**Work task**
Each entry needs to be copied exactly, with nothing left out.

————————

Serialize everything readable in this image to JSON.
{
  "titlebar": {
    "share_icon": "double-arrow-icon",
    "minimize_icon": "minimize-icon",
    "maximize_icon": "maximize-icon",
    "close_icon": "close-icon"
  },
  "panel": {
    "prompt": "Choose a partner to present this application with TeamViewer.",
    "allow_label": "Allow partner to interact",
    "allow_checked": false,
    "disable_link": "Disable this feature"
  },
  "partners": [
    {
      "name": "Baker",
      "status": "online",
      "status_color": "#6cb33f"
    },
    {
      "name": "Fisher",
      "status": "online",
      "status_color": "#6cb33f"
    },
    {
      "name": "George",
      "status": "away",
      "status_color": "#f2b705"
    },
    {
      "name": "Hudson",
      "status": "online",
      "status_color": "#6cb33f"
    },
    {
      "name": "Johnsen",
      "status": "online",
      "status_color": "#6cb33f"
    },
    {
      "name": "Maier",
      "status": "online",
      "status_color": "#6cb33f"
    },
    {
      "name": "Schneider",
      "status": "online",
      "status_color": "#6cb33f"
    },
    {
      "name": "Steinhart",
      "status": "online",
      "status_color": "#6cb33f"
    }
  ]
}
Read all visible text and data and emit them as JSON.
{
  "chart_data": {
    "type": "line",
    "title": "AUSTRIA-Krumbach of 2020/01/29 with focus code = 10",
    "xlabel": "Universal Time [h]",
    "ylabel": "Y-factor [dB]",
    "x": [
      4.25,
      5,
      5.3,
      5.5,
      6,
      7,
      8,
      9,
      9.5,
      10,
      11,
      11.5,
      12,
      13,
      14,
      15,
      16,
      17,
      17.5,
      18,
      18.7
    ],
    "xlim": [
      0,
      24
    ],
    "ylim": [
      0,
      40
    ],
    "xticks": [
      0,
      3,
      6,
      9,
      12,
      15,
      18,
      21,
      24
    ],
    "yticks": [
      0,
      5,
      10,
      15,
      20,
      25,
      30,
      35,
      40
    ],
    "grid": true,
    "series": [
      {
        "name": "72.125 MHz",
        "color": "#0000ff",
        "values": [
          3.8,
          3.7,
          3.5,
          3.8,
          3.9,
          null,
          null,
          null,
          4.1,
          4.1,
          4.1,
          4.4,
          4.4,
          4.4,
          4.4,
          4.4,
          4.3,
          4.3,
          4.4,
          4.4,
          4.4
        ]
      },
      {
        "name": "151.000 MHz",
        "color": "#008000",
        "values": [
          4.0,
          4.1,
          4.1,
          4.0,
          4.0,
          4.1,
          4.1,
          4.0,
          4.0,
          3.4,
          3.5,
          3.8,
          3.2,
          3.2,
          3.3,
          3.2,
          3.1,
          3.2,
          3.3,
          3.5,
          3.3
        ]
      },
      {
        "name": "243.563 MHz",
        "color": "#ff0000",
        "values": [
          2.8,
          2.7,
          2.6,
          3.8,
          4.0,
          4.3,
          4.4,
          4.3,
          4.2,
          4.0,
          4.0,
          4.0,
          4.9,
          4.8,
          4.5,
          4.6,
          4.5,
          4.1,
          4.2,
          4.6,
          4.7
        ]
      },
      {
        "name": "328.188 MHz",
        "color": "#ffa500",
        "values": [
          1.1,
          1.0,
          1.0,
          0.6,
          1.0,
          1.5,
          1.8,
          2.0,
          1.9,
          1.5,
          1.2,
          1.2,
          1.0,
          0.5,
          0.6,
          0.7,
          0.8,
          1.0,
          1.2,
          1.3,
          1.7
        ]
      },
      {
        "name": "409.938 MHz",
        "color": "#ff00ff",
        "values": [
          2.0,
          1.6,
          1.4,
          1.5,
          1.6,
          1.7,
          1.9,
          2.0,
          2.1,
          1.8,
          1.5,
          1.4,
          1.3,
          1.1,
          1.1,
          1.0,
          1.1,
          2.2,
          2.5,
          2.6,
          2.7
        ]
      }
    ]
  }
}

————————

**Task response**
Serialize everything readable in this image to JSON.
{
  "titlebar": {
    "share_icon": "double-arrow-icon",
    "minimize_icon": "minimize-icon",
    "maximize_icon": "maximize-icon",
    "close_icon": "close-icon"
  },
  "panel": {
    "prompt": "Choose a partner to present this application with TeamViewer.",
    "allow_label": "Allow partner to interact",
    "allow_checked": false,
    "disable_link": "Disable this feature"
  },
  "partners": [
    {
      "name": "Baker",
      "status": "online",
      "status_color": "#6cb33f"
    },
    {
      "name": "Fisher",
      "status": "online",
      "status_color": "#6cb33f"
    },
    {
      "name": "George",
      "status": "away",
      "status_color": "#f2b705"
    },
    {
      "name": "Hudson",
      "status": "online",
      "status_color": "#6cb33f"
    },
    {
      "name": "Johnsen",
      "status": "online",
      "status_color": "#6cb33f"
    },
    {
      "name": "Maier",
      "status": "online",
      "status_color": "#6cb33f"
    },
    {
      "name": "Schneider",
      "status": "online",
      "status_color": "#6cb33f"
    },
    {
      "name": "Steinhart",
      "status": "online",
      "status_color": "#6cb33f"
    }
  ]
}
Read all visible text and data and emit them as JSON.
{
  "chart_data": {
    "type": "line",
    "title": "AUSTRIA-Krumbach of 2020/01/29 with focus code = 10",
    "xlabel": "Universal Time [h]",
    "ylabel": "Y-factor [dB]",
    "x": [
      4.25,
      5,
      5.3,
      5.5,
      6,
      7,
      8,
      9,
      9.5,
      10,
      11,
      11.5,
      12,
      13,
      14,
      15,
      16,
      17,
      17.5,
      18,
      18.7
    ],
    "xlim": [
      0,
      24
    ],
    "ylim": [
      0,
      40
    ],
    "xticks": [
      0,
      3,
      6,
      9,
      12,
      15,
      18,
      21,
      24
    ],
    "yticks": [
      0,
      5,
      10,
      15,
      20,
      25,
      30,
      35,
      40
    ],
    "grid": true,
    "series": [
      {
        "name": "72.125 MHz",
        "color": "#0000ff",
        "values": [
          3.8,
          3.7,
          3.5,
          3.8,
          3.9,
          null,
          null,
          null,
          4.1,
          4.1,
          4.1,
          4.4,
          4.4,
          4.4,
          4.4,
          4.4,
          4.3,
          4.3,
          4.4,
          4.4,
          4.4
        ]
      },
      {
        "name": "151.000 MHz",
        "color": "#008000",
        "values": [
          4.0,
          4.1,
          4.1,
          4.0,
          4.0,
          4.1,
          4.1,
          4.0,
          4.0,
          3.4,
          3.5,
          3.8,
          3.2,
          3.2,
          3.3,
          3.2,
          3.1,
          3.2,
          3.3,
          3.5,
          3.3
        ]
      },
      {
        "name": "243.563 MHz",
        "color": "#ff0000",
        "values": [
          2.8,
          2.7,
          2.6,
          3.8,
          4.0,
          4.3,
          4.4,
          4.3,
          4.2,
          4.0,
          4.0,
          4.0,
          4.9,
          4.8,
          4.5,
          4.6,
          4.5,
          4.1,
          4.2,
          4.6,
          4.7
        ]
      },
      {
        "name": "328.188 MHz",
        "color": "#ffa500",
        "values": [
          1.1,
          1.0,
          1.0,
          0.6,
          1.0,
          1.5,
          1.8,
          2.0,
          1.9,
          1.5,
          1.2,
          1.2,
          1.0,
          0.5,
          0.6,
          0.7,
          0.8,
          1.0,
          1.2,
          1.3,
          1.7
        ]
      },
      {
        "name": "409.938 MHz",
        "color": "#ff00ff",
        "values": [
          2.0,
          1.6,
          1.4,
          1.5,
          1.6,
          1.7,
          1.9,
          2.0,
          2.1,
          1.8,
          1.5,
          1.4,
          1.3,
          1.1,
          1.1,
          1.0,
          1.1,
          2.2,
          2.5,
          2.6,
          2.7
        ]
      }
    ]
  }
}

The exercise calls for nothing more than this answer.